- [Exercise goal]: Each entry that follows is to be copied exactly, minus any pictures.
BEGIN Data supplied
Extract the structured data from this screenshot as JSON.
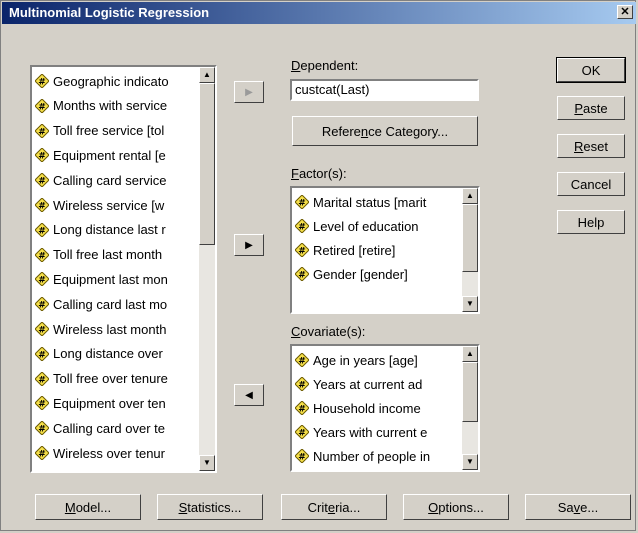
{
  "window": {
    "title": "Multinomial Logistic Regression",
    "close_glyph": "✕"
  },
  "variables_list": [
    "Geographic indicato",
    "Months with service",
    "Toll free service [tol",
    "Equipment rental [e",
    "Calling card service",
    "Wireless service [w",
    "Long distance last r",
    "Toll free last month",
    "Equipment last mon",
    "Calling card last mo",
    "Wireless last month",
    "Long distance over",
    "Toll free over tenure",
    "Equipment over ten",
    "Calling card over te",
    "Wireless over tenur"
  ],
  "dependent": {
    "label_u": "D",
    "label_rest": "ependent:",
    "value": "custcat(Last)"
  },
  "reference_button": {
    "pre": "Refere",
    "u": "n",
    "post": "ce Category..."
  },
  "factors": {
    "label_u": "F",
    "label_rest": "actor(s):",
    "items": [
      "Marital status [marit",
      "Level of education",
      "Retired [retire]",
      "Gender [gender]"
    ]
  },
  "covariates": {
    "label_u": "C",
    "label_rest": "ovariate(s):",
    "items": [
      "Age in years [age]",
      "Years at current ad",
      "Household income",
      "Years with current e",
      "Number of people in"
    ]
  },
  "side_buttons": {
    "ok": "OK",
    "paste_u": "P",
    "paste_rest": "aste",
    "reset_u": "R",
    "reset_rest": "eset",
    "cancel": "Cancel",
    "help": "Help"
  },
  "bottom_buttons": {
    "model_u": "M",
    "model_rest": "odel...",
    "statistics_u": "S",
    "statistics_rest": "tatistics...",
    "criteria_pre": "Crit",
    "criteria_u": "e",
    "criteria_post": "ria...",
    "options_u": "O",
    "options_rest": "ptions...",
    "save_pre": "Sa",
    "save_u": "v",
    "save_post": "e..."
  },
  "icons": {
    "variable": "scale-variable-icon",
    "arrow_right": "▶",
    "arrow_left": "◀",
    "scroll_up": "▲",
    "scroll_down": "▼"
  },
  "colors": {
    "titlebar_start": "#0a246a",
    "titlebar_end": "#a6caf0",
    "dialog_bg": "#d4d0c8",
    "icon_yellow": "#f6e04a"
  }
}
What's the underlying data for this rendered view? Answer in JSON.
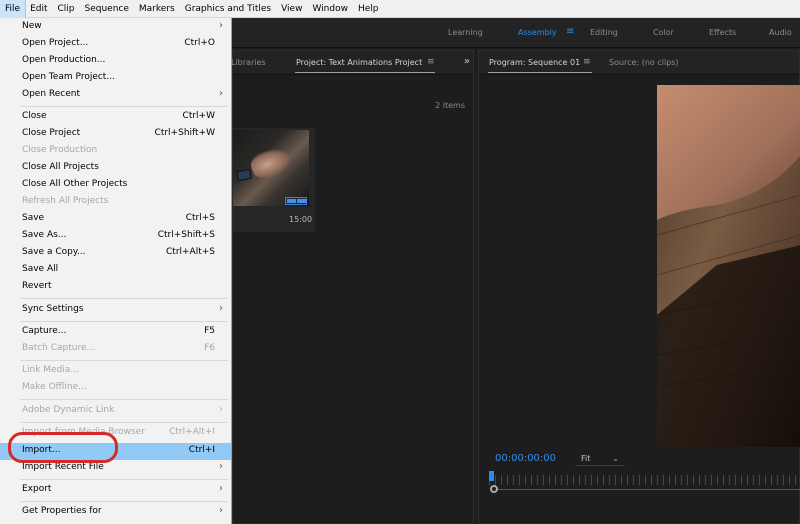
{
  "menubar": {
    "items": [
      "File",
      "Edit",
      "Clip",
      "Sequence",
      "Markers",
      "Graphics and Titles",
      "View",
      "Window",
      "Help"
    ]
  },
  "file_menu": {
    "items": [
      {
        "label": "New",
        "shortcut": "",
        "submenu": true,
        "disabled": false
      },
      {
        "label": "Open Project...",
        "shortcut": "Ctrl+O",
        "submenu": false,
        "disabled": false
      },
      {
        "label": "Open Production...",
        "shortcut": "",
        "submenu": false,
        "disabled": false
      },
      {
        "label": "Open Team Project...",
        "shortcut": "",
        "submenu": false,
        "disabled": false
      },
      {
        "label": "Open Recent",
        "shortcut": "",
        "submenu": true,
        "disabled": false
      },
      {
        "label": "Close",
        "shortcut": "Ctrl+W",
        "submenu": false,
        "disabled": false
      },
      {
        "label": "Close Project",
        "shortcut": "Ctrl+Shift+W",
        "submenu": false,
        "disabled": false
      },
      {
        "label": "Close Production",
        "shortcut": "",
        "submenu": false,
        "disabled": true
      },
      {
        "label": "Close All Projects",
        "shortcut": "",
        "submenu": false,
        "disabled": false
      },
      {
        "label": "Close All Other Projects",
        "shortcut": "",
        "submenu": false,
        "disabled": false
      },
      {
        "label": "Refresh All Projects",
        "shortcut": "",
        "submenu": false,
        "disabled": true
      },
      {
        "label": "Save",
        "shortcut": "Ctrl+S",
        "submenu": false,
        "disabled": false
      },
      {
        "label": "Save As...",
        "shortcut": "Ctrl+Shift+S",
        "submenu": false,
        "disabled": false
      },
      {
        "label": "Save a Copy...",
        "shortcut": "Ctrl+Alt+S",
        "submenu": false,
        "disabled": false
      },
      {
        "label": "Save All",
        "shortcut": "",
        "submenu": false,
        "disabled": false
      },
      {
        "label": "Revert",
        "shortcut": "",
        "submenu": false,
        "disabled": false
      },
      {
        "label": "Sync Settings",
        "shortcut": "",
        "submenu": true,
        "disabled": false
      },
      {
        "label": "Capture...",
        "shortcut": "F5",
        "submenu": false,
        "disabled": false
      },
      {
        "label": "Batch Capture...",
        "shortcut": "F6",
        "submenu": false,
        "disabled": true
      },
      {
        "label": "Link Media...",
        "shortcut": "",
        "submenu": false,
        "disabled": true
      },
      {
        "label": "Make Offline...",
        "shortcut": "",
        "submenu": false,
        "disabled": true
      },
      {
        "label": "Adobe Dynamic Link",
        "shortcut": "",
        "submenu": true,
        "disabled": true
      },
      {
        "label": "Import from Media Browser",
        "shortcut": "Ctrl+Alt+I",
        "submenu": false,
        "disabled": true
      },
      {
        "label": "Import...",
        "shortcut": "Ctrl+I",
        "submenu": false,
        "disabled": false,
        "highlighted": true
      },
      {
        "label": "Import Recent File",
        "shortcut": "",
        "submenu": true,
        "disabled": false
      },
      {
        "label": "Export",
        "shortcut": "",
        "submenu": true,
        "disabled": false
      },
      {
        "label": "Get Properties for",
        "shortcut": "",
        "submenu": true,
        "disabled": false
      }
    ]
  },
  "workspaces": {
    "items": [
      "Learning",
      "Assembly",
      "Editing",
      "Color",
      "Effects",
      "Audio"
    ],
    "active": "Assembly"
  },
  "project_panel": {
    "libraries_tab": "Libraries",
    "project_tab": "Project: Text Animations Project",
    "items_count": "2 items",
    "clip_duration": "15:00"
  },
  "program_panel": {
    "program_tab": "Program: Sequence 01",
    "source_tab": "Source: (no clips)",
    "timecode": "00:00:00:00",
    "fit": "Fit"
  },
  "colors": {
    "accent": "#2d8ceb",
    "highlight": "#91c9f7",
    "annotation": "#d42a2a"
  }
}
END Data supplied
- [Result of the task]:
Extract the structured data from this screenshot as JSON.
{
  "window": {
    "title": "Multinomial Logistic Regression",
    "close_glyph": "✕"
  },
  "variables_list": [
    "Geographic indicato",
    "Months with service",
    "Toll free service [tol",
    "Equipment rental [e",
    "Calling card service",
    "Wireless service [w",
    "Long distance last r",
    "Toll free last month",
    "Equipment last mon",
    "Calling card last mo",
    "Wireless last month",
    "Long distance over",
    "Toll free over tenure",
    "Equipment over ten",
    "Calling card over te",
    "Wireless over tenur"
  ],
  "dependent": {
    "label_u": "D",
    "label_rest": "ependent:",
    "value": "custcat(Last)"
  },
  "reference_button": {
    "pre": "Refere",
    "u": "n",
    "post": "ce Category..."
  },
  "factors": {
    "label_u": "F",
    "label_rest": "actor(s):",
    "items": [
      "Marital status [marit",
      "Level of education",
      "Retired [retire]",
      "Gender [gender]"
    ]
  },
  "covariates": {
    "label_u": "C",
    "label_rest": "ovariate(s):",
    "items": [
      "Age in years [age]",
      "Years at current ad",
      "Household income",
      "Years with current e",
      "Number of people in"
    ]
  },
  "side_buttons": {
    "ok": "OK",
    "paste_u": "P",
    "paste_rest": "aste",
    "reset_u": "R",
    "reset_rest": "eset",
    "cancel": "Cancel",
    "help": "Help"
  },
  "bottom_buttons": {
    "model_u": "M",
    "model_rest": "odel...",
    "statistics_u": "S",
    "statistics_rest": "tatistics...",
    "criteria_pre": "Crit",
    "criteria_u": "e",
    "criteria_post": "ria...",
    "options_u": "O",
    "options_rest": "ptions...",
    "save_pre": "Sa",
    "save_u": "v",
    "save_post": "e..."
  },
  "icons": {
    "variable": "scale-variable-icon",
    "arrow_right": "▶",
    "arrow_left": "◀",
    "scroll_up": "▲",
    "scroll_down": "▼"
  },
  "colors": {
    "titlebar_start": "#0a246a",
    "titlebar_end": "#a6caf0",
    "dialog_bg": "#d4d0c8",
    "icon_yellow": "#f6e04a"
  }
}
What's the underlying data for this rendered view? Answer in JSON.
{
  "menubar": {
    "items": [
      "File",
      "Edit",
      "Clip",
      "Sequence",
      "Markers",
      "Graphics and Titles",
      "View",
      "Window",
      "Help"
    ]
  },
  "file_menu": {
    "items": [
      {
        "label": "New",
        "shortcut": "",
        "submenu": true,
        "disabled": false
      },
      {
        "label": "Open Project...",
        "shortcut": "Ctrl+O",
        "submenu": false,
        "disabled": false
      },
      {
        "label": "Open Production...",
        "shortcut": "",
        "submenu": false,
        "disabled": false
      },
      {
        "label": "Open Team Project...",
        "shortcut": "",
        "submenu": false,
        "disabled": false
      },
      {
        "label": "Open Recent",
        "shortcut": "",
        "submenu": true,
        "disabled": false
      },
      {
        "label": "Close",
        "shortcut": "Ctrl+W",
        "submenu": false,
        "disabled": false
      },
      {
        "label": "Close Project",
        "shortcut": "Ctrl+Shift+W",
        "submenu": false,
        "disabled": false
      },
      {
        "label": "Close Production",
        "shortcut": "",
        "submenu": false,
        "disabled": true
      },
      {
        "label": "Close All Projects",
        "shortcut": "",
        "submenu": false,
        "disabled": false
      },
      {
        "label": "Close All Other Projects",
        "shortcut": "",
        "submenu": false,
        "disabled": false
      },
      {
        "label": "Refresh All Projects",
        "shortcut": "",
        "submenu": false,
        "disabled": true
      },
      {
        "label": "Save",
        "shortcut": "Ctrl+S",
        "submenu": false,
        "disabled": false
      },
      {
        "label": "Save As...",
        "shortcut": "Ctrl+Shift+S",
        "submenu": false,
        "disabled": false
      },
      {
        "label": "Save a Copy...",
        "shortcut": "Ctrl+Alt+S",
        "submenu": false,
        "disabled": false
      },
      {
        "label": "Save All",
        "shortcut": "",
        "submenu": false,
        "disabled": false
      },
      {
        "label": "Revert",
        "shortcut": "",
        "submenu": false,
        "disabled": false
      },
      {
        "label": "Sync Settings",
        "shortcut": "",
        "submenu": true,
        "disabled": false
      },
      {
        "label": "Capture...",
        "shortcut": "F5",
        "submenu": false,
        "disabled": false
      },
      {
        "label": "Batch Capture...",
        "shortcut": "F6",
        "submenu": false,
        "disabled": true
      },
      {
        "label": "Link Media...",
        "shortcut": "",
        "submenu": false,
        "disabled": true
      },
      {
        "label": "Make Offline...",
        "shortcut": "",
        "submenu": false,
        "disabled": true
      },
      {
        "label": "Adobe Dynamic Link",
        "shortcut": "",
        "submenu": true,
        "disabled": true
      },
      {
        "label": "Import from Media Browser",
        "shortcut": "Ctrl+Alt+I",
        "submenu": false,
        "disabled": true
      },
      {
        "label": "Import...",
        "shortcut": "Ctrl+I",
        "submenu": false,
        "disabled": false,
        "highlighted": true
      },
      {
        "label": "Import Recent File",
        "shortcut": "",
        "submenu": true,
        "disabled": false
      },
      {
        "label": "Export",
        "shortcut": "",
        "submenu": true,
        "disabled": false
      },
      {
        "label": "Get Properties for",
        "shortcut": "",
        "submenu": true,
        "disabled": false
      }
    ]
  },
  "workspaces": {
    "items": [
      "Learning",
      "Assembly",
      "Editing",
      "Color",
      "Effects",
      "Audio"
    ],
    "active": "Assembly"
  },
  "project_panel": {
    "libraries_tab": "Libraries",
    "project_tab": "Project: Text Animations Project",
    "items_count": "2 items",
    "clip_duration": "15:00"
  },
  "program_panel": {
    "program_tab": "Program: Sequence 01",
    "source_tab": "Source: (no clips)",
    "timecode": "00:00:00:00",
    "fit": "Fit"
  },
  "colors": {
    "accent": "#2d8ceb",
    "highlight": "#91c9f7",
    "annotation": "#d42a2a"
  }
}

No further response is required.